***** RECORDS FOR PROCESSING *****

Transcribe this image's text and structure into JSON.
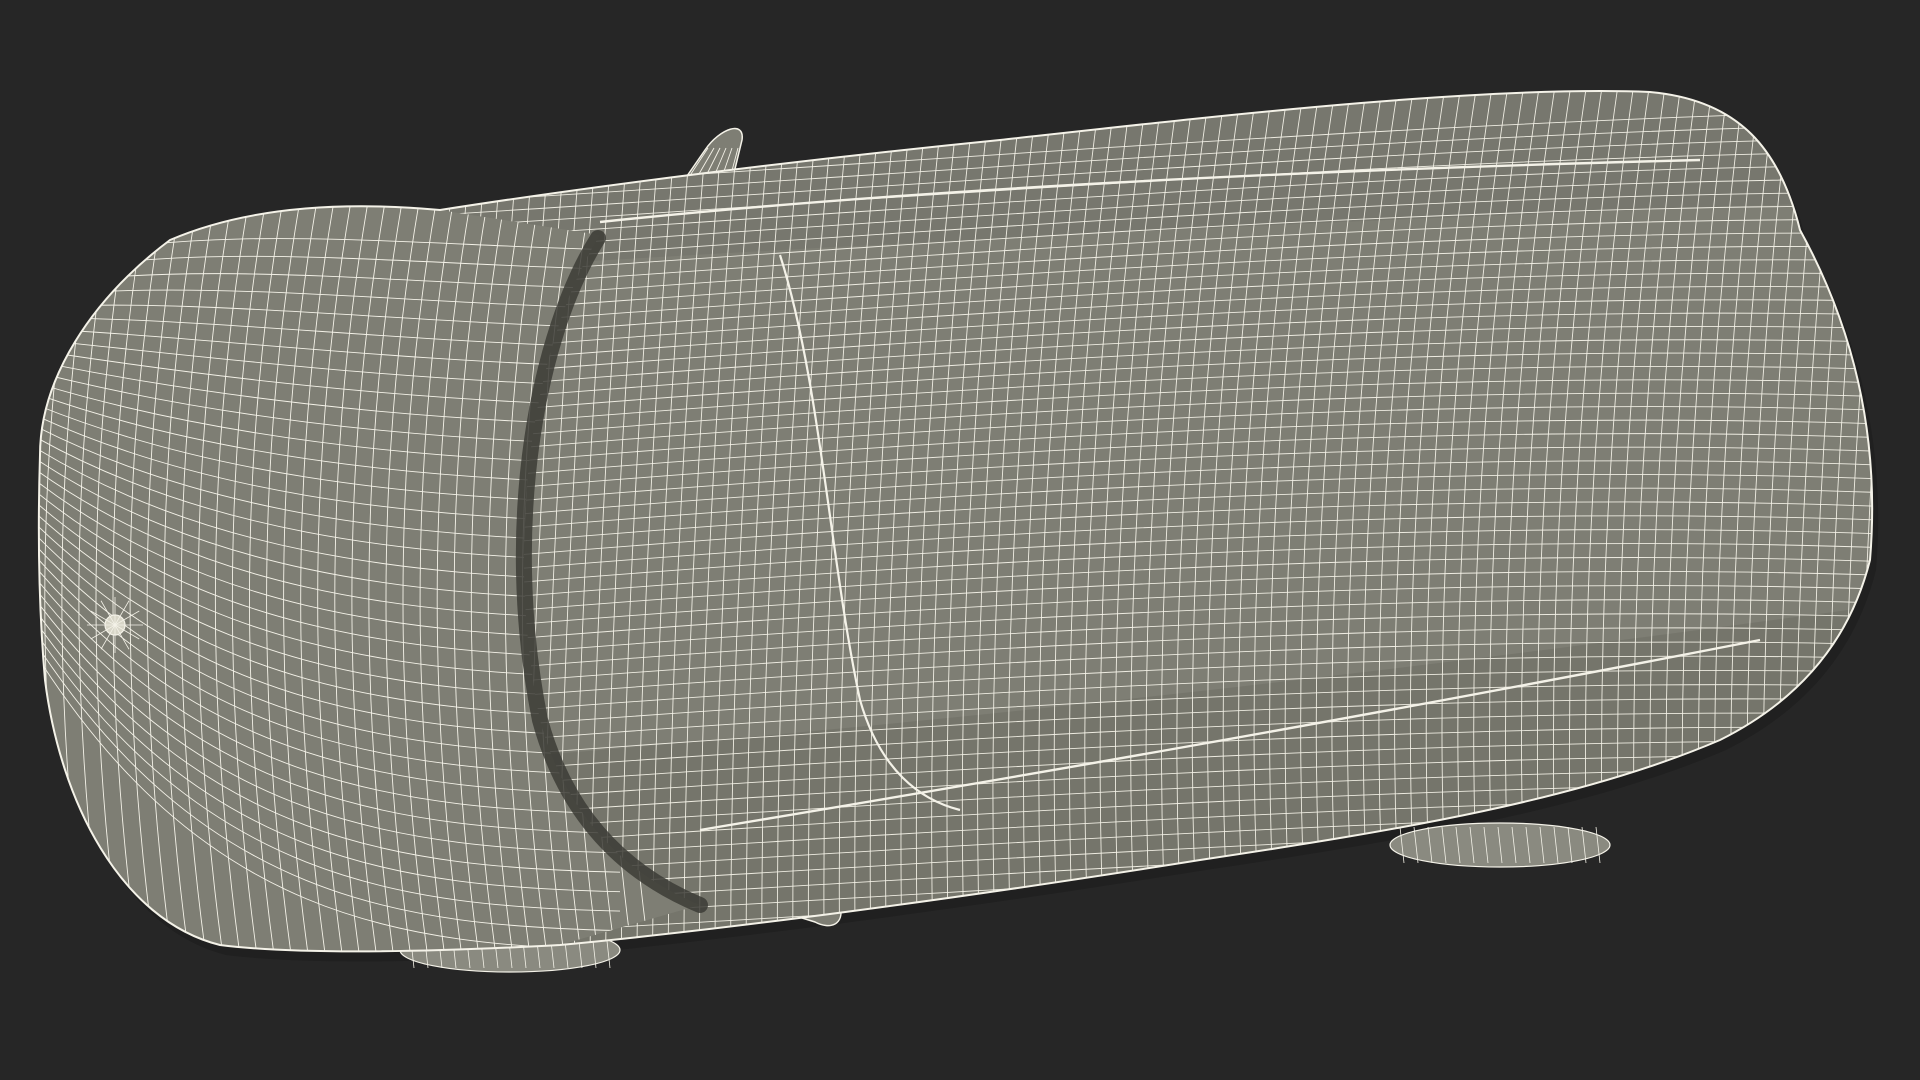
{
  "scene": {
    "subject": "car-wireframe-top-view",
    "background_color": "#262626",
    "body_fill_color": "#7e7e74",
    "body_shadow_color": "#65655c",
    "wire_color": "#f4f2e8",
    "seam_color": "#3c3c36",
    "wireframe_density": {
      "length_lines": 120,
      "width_lines": 56
    }
  }
}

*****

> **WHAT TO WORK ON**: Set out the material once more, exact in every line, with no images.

> **COMPLETED TASK**:
Transcribe this image's text and structure into JSON.
{
  "scene": {
    "subject": "car-wireframe-top-view",
    "background_color": "#262626",
    "body_fill_color": "#7e7e74",
    "body_shadow_color": "#65655c",
    "wire_color": "#f4f2e8",
    "seam_color": "#3c3c36",
    "wireframe_density": {
      "length_lines": 120,
      "width_lines": 56
    }
  }
}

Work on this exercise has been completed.